SOURCE INFORMATION =
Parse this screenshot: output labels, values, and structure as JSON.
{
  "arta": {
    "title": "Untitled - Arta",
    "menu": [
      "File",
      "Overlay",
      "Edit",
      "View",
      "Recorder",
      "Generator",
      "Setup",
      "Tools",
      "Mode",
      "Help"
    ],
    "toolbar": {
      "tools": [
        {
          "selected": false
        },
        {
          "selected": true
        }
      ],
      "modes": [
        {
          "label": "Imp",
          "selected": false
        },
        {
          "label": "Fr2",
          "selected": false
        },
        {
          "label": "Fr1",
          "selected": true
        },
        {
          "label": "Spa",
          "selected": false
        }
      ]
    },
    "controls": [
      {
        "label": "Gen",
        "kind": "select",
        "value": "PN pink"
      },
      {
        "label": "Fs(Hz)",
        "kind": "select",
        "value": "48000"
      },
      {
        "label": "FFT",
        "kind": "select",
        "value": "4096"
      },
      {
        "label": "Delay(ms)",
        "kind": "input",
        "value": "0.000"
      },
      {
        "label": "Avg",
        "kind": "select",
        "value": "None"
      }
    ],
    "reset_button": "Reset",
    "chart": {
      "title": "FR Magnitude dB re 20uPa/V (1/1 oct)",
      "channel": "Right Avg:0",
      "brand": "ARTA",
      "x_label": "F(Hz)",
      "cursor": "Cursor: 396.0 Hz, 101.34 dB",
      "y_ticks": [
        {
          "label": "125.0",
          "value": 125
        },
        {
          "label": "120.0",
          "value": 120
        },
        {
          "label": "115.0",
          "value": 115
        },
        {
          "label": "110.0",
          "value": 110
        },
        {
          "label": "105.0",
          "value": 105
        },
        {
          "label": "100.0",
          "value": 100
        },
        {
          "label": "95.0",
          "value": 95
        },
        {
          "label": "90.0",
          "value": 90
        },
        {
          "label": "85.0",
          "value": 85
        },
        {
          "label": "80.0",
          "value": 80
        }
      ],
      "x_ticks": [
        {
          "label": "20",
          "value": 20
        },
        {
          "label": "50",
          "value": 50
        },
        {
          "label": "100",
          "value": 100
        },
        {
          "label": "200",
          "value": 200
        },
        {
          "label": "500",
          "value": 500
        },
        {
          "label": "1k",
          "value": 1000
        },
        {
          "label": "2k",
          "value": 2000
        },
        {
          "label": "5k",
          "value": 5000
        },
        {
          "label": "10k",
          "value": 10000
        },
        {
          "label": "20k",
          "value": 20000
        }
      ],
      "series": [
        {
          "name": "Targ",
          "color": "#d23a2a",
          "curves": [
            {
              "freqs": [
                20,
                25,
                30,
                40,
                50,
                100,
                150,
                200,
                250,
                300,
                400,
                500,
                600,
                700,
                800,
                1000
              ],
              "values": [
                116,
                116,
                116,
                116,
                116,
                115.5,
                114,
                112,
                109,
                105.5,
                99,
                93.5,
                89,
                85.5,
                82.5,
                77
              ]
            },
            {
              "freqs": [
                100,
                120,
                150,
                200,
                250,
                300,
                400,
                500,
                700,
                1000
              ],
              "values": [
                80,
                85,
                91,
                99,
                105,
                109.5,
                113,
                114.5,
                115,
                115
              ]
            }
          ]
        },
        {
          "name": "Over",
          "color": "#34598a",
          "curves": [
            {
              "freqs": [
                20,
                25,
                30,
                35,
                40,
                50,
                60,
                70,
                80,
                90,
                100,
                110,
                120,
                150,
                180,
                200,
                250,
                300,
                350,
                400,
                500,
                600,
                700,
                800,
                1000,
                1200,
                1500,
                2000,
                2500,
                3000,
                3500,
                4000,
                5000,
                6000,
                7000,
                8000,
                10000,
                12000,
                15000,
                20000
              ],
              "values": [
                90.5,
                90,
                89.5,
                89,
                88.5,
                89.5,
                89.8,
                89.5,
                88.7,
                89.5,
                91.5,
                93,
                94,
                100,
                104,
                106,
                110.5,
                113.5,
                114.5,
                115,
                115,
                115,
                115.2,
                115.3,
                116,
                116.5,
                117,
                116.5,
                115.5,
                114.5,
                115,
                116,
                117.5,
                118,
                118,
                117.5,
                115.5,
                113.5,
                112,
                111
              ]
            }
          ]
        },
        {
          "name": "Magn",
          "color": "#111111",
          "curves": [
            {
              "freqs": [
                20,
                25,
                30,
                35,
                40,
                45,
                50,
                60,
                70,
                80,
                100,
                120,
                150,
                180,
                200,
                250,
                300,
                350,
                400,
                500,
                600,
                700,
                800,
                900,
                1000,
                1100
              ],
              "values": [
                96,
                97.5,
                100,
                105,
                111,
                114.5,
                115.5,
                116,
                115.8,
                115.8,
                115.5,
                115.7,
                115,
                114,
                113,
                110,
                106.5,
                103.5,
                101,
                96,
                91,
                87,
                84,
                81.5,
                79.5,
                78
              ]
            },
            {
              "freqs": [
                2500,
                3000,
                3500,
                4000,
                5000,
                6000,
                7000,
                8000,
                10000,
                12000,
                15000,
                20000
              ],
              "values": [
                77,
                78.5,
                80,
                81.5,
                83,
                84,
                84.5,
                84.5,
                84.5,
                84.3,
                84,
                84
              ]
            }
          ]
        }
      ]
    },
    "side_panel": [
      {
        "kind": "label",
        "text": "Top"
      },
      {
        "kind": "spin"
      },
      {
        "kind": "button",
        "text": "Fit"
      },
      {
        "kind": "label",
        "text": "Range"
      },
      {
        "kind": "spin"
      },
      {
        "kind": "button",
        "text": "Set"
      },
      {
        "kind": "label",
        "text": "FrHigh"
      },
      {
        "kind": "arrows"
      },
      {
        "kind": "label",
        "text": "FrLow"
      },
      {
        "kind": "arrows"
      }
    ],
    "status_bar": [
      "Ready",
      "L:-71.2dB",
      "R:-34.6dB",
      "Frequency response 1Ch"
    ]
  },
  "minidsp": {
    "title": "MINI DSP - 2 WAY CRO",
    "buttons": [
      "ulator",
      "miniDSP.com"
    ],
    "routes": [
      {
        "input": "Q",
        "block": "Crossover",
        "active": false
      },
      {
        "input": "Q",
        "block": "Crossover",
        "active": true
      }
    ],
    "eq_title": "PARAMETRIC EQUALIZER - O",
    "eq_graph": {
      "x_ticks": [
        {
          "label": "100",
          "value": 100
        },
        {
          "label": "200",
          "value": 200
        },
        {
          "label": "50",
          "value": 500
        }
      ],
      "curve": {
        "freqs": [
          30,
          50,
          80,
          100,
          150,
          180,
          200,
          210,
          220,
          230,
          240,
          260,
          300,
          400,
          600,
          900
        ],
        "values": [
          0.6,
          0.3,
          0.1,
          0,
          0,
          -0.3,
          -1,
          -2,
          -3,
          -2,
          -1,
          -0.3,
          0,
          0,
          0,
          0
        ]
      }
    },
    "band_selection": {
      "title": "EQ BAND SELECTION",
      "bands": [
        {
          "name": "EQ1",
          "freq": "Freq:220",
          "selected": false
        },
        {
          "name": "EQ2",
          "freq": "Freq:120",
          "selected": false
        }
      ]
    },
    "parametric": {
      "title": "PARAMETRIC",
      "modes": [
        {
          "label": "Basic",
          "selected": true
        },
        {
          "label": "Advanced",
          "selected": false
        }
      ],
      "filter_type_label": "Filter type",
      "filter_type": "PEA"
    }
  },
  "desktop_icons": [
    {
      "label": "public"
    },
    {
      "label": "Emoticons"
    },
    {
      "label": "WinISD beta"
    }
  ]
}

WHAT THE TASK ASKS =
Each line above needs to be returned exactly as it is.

EXERCISE SOLUTION =
Parse this screenshot: output labels, values, and structure as JSON.
{
  "arta": {
    "title": "Untitled - Arta",
    "menu": [
      "File",
      "Overlay",
      "Edit",
      "View",
      "Recorder",
      "Generator",
      "Setup",
      "Tools",
      "Mode",
      "Help"
    ],
    "toolbar": {
      "tools": [
        {
          "selected": false
        },
        {
          "selected": true
        }
      ],
      "modes": [
        {
          "label": "Imp",
          "selected": false
        },
        {
          "label": "Fr2",
          "selected": false
        },
        {
          "label": "Fr1",
          "selected": true
        },
        {
          "label": "Spa",
          "selected": false
        }
      ]
    },
    "controls": [
      {
        "label": "Gen",
        "kind": "select",
        "value": "PN pink"
      },
      {
        "label": "Fs(Hz)",
        "kind": "select",
        "value": "48000"
      },
      {
        "label": "FFT",
        "kind": "select",
        "value": "4096"
      },
      {
        "label": "Delay(ms)",
        "kind": "input",
        "value": "0.000"
      },
      {
        "label": "Avg",
        "kind": "select",
        "value": "None"
      }
    ],
    "reset_button": "Reset",
    "chart": {
      "title": "FR Magnitude dB re 20uPa/V (1/1 oct)",
      "channel": "Right Avg:0",
      "brand": "ARTA",
      "x_label": "F(Hz)",
      "cursor": "Cursor: 396.0 Hz, 101.34 dB",
      "y_ticks": [
        {
          "label": "125.0",
          "value": 125
        },
        {
          "label": "120.0",
          "value": 120
        },
        {
          "label": "115.0",
          "value": 115
        },
        {
          "label": "110.0",
          "value": 110
        },
        {
          "label": "105.0",
          "value": 105
        },
        {
          "label": "100.0",
          "value": 100
        },
        {
          "label": "95.0",
          "value": 95
        },
        {
          "label": "90.0",
          "value": 90
        },
        {
          "label": "85.0",
          "value": 85
        },
        {
          "label": "80.0",
          "value": 80
        }
      ],
      "x_ticks": [
        {
          "label": "20",
          "value": 20
        },
        {
          "label": "50",
          "value": 50
        },
        {
          "label": "100",
          "value": 100
        },
        {
          "label": "200",
          "value": 200
        },
        {
          "label": "500",
          "value": 500
        },
        {
          "label": "1k",
          "value": 1000
        },
        {
          "label": "2k",
          "value": 2000
        },
        {
          "label": "5k",
          "value": 5000
        },
        {
          "label": "10k",
          "value": 10000
        },
        {
          "label": "20k",
          "value": 20000
        }
      ],
      "series": [
        {
          "name": "Targ",
          "color": "#d23a2a",
          "curves": [
            {
              "freqs": [
                20,
                25,
                30,
                40,
                50,
                100,
                150,
                200,
                250,
                300,
                400,
                500,
                600,
                700,
                800,
                1000
              ],
              "values": [
                116,
                116,
                116,
                116,
                116,
                115.5,
                114,
                112,
                109,
                105.5,
                99,
                93.5,
                89,
                85.5,
                82.5,
                77
              ]
            },
            {
              "freqs": [
                100,
                120,
                150,
                200,
                250,
                300,
                400,
                500,
                700,
                1000
              ],
              "values": [
                80,
                85,
                91,
                99,
                105,
                109.5,
                113,
                114.5,
                115,
                115
              ]
            }
          ]
        },
        {
          "name": "Over",
          "color": "#34598a",
          "curves": [
            {
              "freqs": [
                20,
                25,
                30,
                35,
                40,
                50,
                60,
                70,
                80,
                90,
                100,
                110,
                120,
                150,
                180,
                200,
                250,
                300,
                350,
                400,
                500,
                600,
                700,
                800,
                1000,
                1200,
                1500,
                2000,
                2500,
                3000,
                3500,
                4000,
                5000,
                6000,
                7000,
                8000,
                10000,
                12000,
                15000,
                20000
              ],
              "values": [
                90.5,
                90,
                89.5,
                89,
                88.5,
                89.5,
                89.8,
                89.5,
                88.7,
                89.5,
                91.5,
                93,
                94,
                100,
                104,
                106,
                110.5,
                113.5,
                114.5,
                115,
                115,
                115,
                115.2,
                115.3,
                116,
                116.5,
                117,
                116.5,
                115.5,
                114.5,
                115,
                116,
                117.5,
                118,
                118,
                117.5,
                115.5,
                113.5,
                112,
                111
              ]
            }
          ]
        },
        {
          "name": "Magn",
          "color": "#111111",
          "curves": [
            {
              "freqs": [
                20,
                25,
                30,
                35,
                40,
                45,
                50,
                60,
                70,
                80,
                100,
                120,
                150,
                180,
                200,
                250,
                300,
                350,
                400,
                500,
                600,
                700,
                800,
                900,
                1000,
                1100
              ],
              "values": [
                96,
                97.5,
                100,
                105,
                111,
                114.5,
                115.5,
                116,
                115.8,
                115.8,
                115.5,
                115.7,
                115,
                114,
                113,
                110,
                106.5,
                103.5,
                101,
                96,
                91,
                87,
                84,
                81.5,
                79.5,
                78
              ]
            },
            {
              "freqs": [
                2500,
                3000,
                3500,
                4000,
                5000,
                6000,
                7000,
                8000,
                10000,
                12000,
                15000,
                20000
              ],
              "values": [
                77,
                78.5,
                80,
                81.5,
                83,
                84,
                84.5,
                84.5,
                84.5,
                84.3,
                84,
                84
              ]
            }
          ]
        }
      ]
    },
    "side_panel": [
      {
        "kind": "label",
        "text": "Top"
      },
      {
        "kind": "spin"
      },
      {
        "kind": "button",
        "text": "Fit"
      },
      {
        "kind": "label",
        "text": "Range"
      },
      {
        "kind": "spin"
      },
      {
        "kind": "button",
        "text": "Set"
      },
      {
        "kind": "label",
        "text": "FrHigh"
      },
      {
        "kind": "arrows"
      },
      {
        "kind": "label",
        "text": "FrLow"
      },
      {
        "kind": "arrows"
      }
    ],
    "status_bar": [
      "Ready",
      "L:-71.2dB",
      "R:-34.6dB",
      "Frequency response 1Ch"
    ]
  },
  "minidsp": {
    "title": "MINI DSP - 2 WAY CRO",
    "buttons": [
      "ulator",
      "miniDSP.com"
    ],
    "routes": [
      {
        "input": "Q",
        "block": "Crossover",
        "active": false
      },
      {
        "input": "Q",
        "block": "Crossover",
        "active": true
      }
    ],
    "eq_title": "PARAMETRIC EQUALIZER - O",
    "eq_graph": {
      "x_ticks": [
        {
          "label": "100",
          "value": 100
        },
        {
          "label": "200",
          "value": 200
        },
        {
          "label": "50",
          "value": 500
        }
      ],
      "curve": {
        "freqs": [
          30,
          50,
          80,
          100,
          150,
          180,
          200,
          210,
          220,
          230,
          240,
          260,
          300,
          400,
          600,
          900
        ],
        "values": [
          0.6,
          0.3,
          0.1,
          0,
          0,
          -0.3,
          -1,
          -2,
          -3,
          -2,
          -1,
          -0.3,
          0,
          0,
          0,
          0
        ]
      }
    },
    "band_selection": {
      "title": "EQ BAND SELECTION",
      "bands": [
        {
          "name": "EQ1",
          "freq": "Freq:220",
          "selected": false
        },
        {
          "name": "EQ2",
          "freq": "Freq:120",
          "selected": false
        }
      ]
    },
    "parametric": {
      "title": "PARAMETRIC",
      "modes": [
        {
          "label": "Basic",
          "selected": true
        },
        {
          "label": "Advanced",
          "selected": false
        }
      ],
      "filter_type_label": "Filter type",
      "filter_type": "PEA"
    }
  },
  "desktop_icons": [
    {
      "label": "public"
    },
    {
      "label": "Emoticons"
    },
    {
      "label": "WinISD beta"
    }
  ]
}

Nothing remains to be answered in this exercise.